» **What is needed**: Where the string "price" appears in a line of the material below, copy that line.

» **Input data**:

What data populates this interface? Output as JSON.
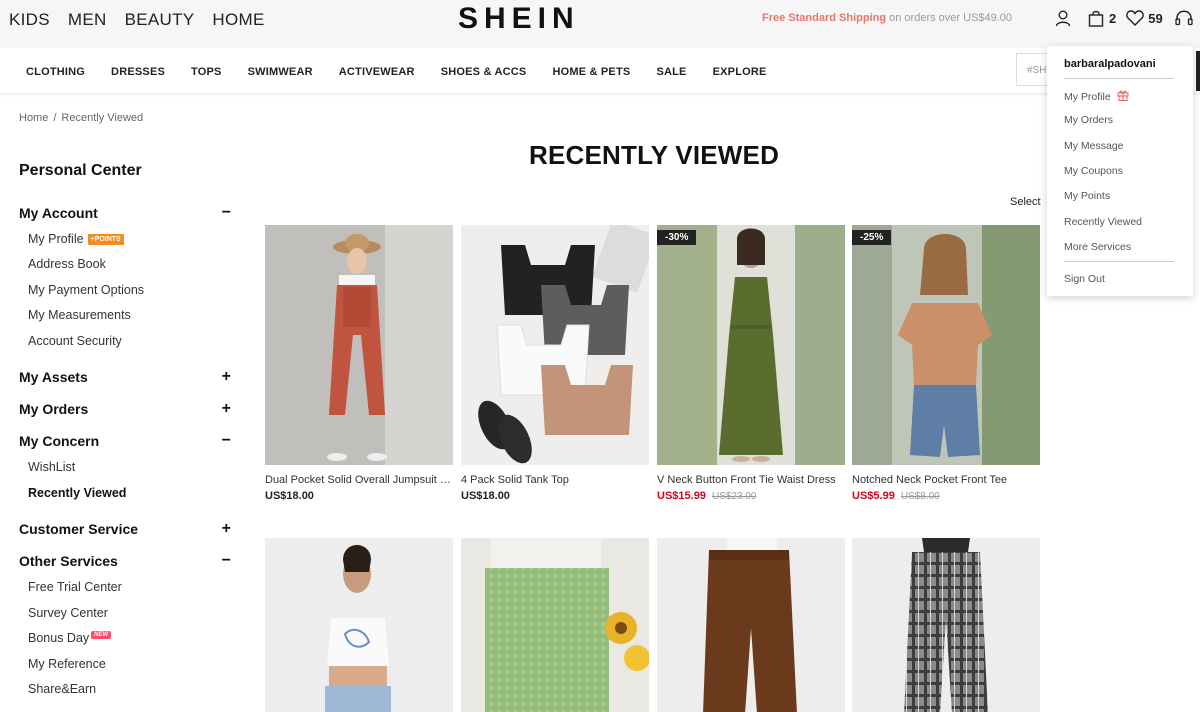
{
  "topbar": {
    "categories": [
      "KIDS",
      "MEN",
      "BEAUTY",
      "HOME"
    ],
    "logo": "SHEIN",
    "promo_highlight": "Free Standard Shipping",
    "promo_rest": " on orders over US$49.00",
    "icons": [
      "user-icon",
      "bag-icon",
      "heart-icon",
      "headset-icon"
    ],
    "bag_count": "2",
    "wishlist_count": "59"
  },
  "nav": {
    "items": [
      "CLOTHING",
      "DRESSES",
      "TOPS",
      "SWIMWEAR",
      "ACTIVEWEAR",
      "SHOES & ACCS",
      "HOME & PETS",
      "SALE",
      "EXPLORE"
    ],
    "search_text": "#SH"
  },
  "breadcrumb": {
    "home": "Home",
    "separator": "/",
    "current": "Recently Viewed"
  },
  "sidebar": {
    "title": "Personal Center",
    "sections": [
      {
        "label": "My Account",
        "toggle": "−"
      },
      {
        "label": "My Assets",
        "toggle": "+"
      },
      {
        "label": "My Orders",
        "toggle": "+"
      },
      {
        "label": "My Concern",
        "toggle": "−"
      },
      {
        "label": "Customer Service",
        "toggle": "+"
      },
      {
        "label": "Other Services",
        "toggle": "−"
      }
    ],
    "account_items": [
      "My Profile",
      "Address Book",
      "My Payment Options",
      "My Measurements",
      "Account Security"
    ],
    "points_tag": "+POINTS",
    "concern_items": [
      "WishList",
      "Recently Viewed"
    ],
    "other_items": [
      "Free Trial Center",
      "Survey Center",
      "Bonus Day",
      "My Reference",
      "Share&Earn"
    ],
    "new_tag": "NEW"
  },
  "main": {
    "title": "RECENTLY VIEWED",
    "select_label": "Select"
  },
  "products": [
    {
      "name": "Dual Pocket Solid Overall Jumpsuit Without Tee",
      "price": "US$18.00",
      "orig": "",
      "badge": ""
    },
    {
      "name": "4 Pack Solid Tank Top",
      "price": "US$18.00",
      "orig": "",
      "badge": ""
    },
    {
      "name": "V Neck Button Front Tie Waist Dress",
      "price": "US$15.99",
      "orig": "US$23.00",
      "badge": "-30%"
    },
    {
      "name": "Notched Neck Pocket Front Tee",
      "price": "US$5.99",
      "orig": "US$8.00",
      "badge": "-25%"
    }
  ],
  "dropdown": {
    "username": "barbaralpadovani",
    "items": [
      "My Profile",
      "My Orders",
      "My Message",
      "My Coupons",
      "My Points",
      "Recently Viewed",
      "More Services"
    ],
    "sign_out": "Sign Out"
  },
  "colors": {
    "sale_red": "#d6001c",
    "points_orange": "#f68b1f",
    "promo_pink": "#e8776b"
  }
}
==
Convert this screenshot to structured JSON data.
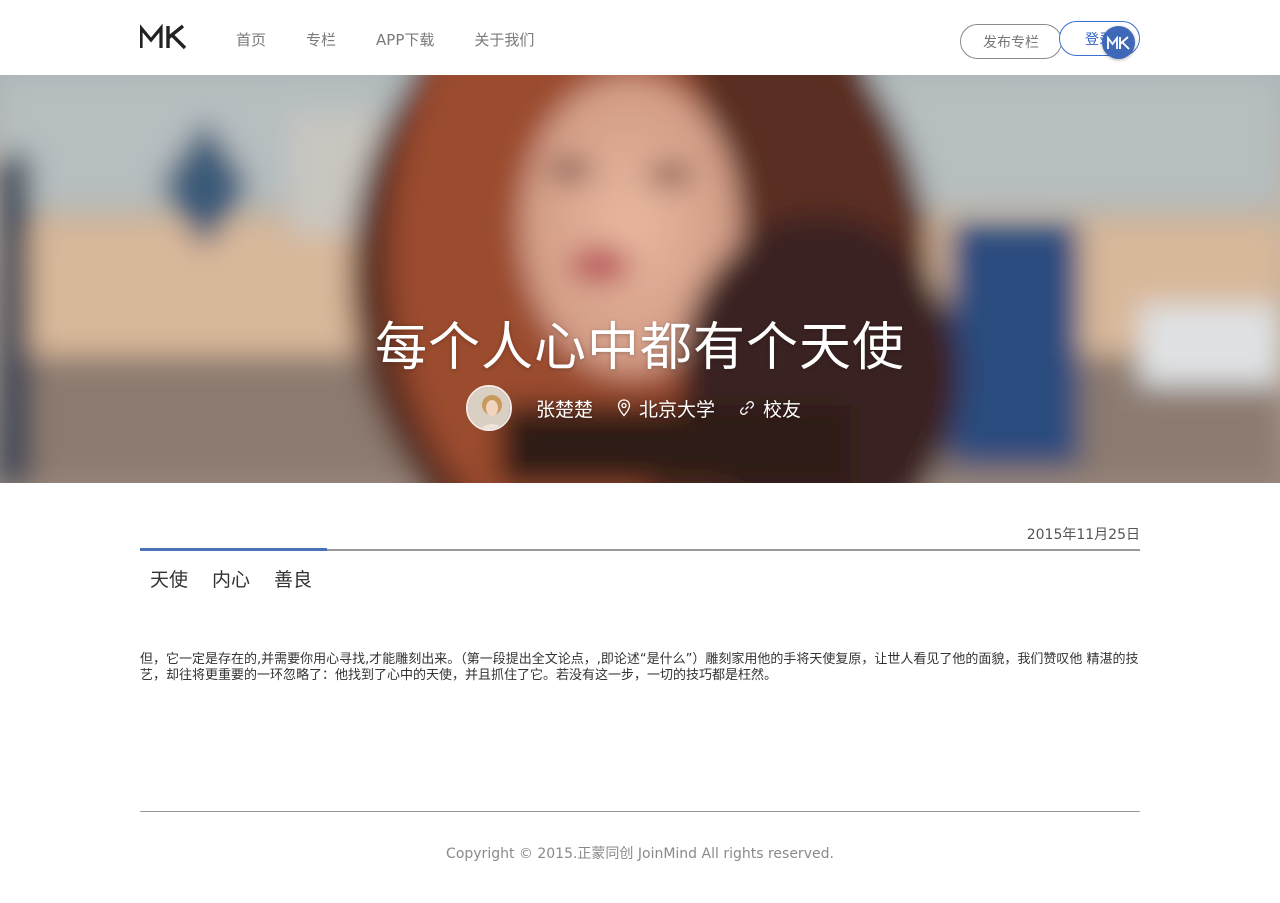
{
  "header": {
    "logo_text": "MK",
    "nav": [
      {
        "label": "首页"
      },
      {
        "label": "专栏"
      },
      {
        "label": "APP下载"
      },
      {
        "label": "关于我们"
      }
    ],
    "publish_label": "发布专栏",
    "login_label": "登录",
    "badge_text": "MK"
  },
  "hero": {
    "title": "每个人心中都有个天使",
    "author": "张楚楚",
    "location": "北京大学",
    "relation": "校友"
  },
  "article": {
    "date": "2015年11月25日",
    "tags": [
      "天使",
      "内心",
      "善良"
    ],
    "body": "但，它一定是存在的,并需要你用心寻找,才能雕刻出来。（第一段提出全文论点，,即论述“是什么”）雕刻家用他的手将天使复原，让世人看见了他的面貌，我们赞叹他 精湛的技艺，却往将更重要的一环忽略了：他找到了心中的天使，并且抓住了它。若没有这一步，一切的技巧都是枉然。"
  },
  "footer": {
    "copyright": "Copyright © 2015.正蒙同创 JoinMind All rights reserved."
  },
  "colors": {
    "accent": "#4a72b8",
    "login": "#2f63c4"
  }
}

» **Response**:
      "price": "US$18.00",
      "price": "US$18.00",
      "price": "US$15.99",
      "price": "US$5.99",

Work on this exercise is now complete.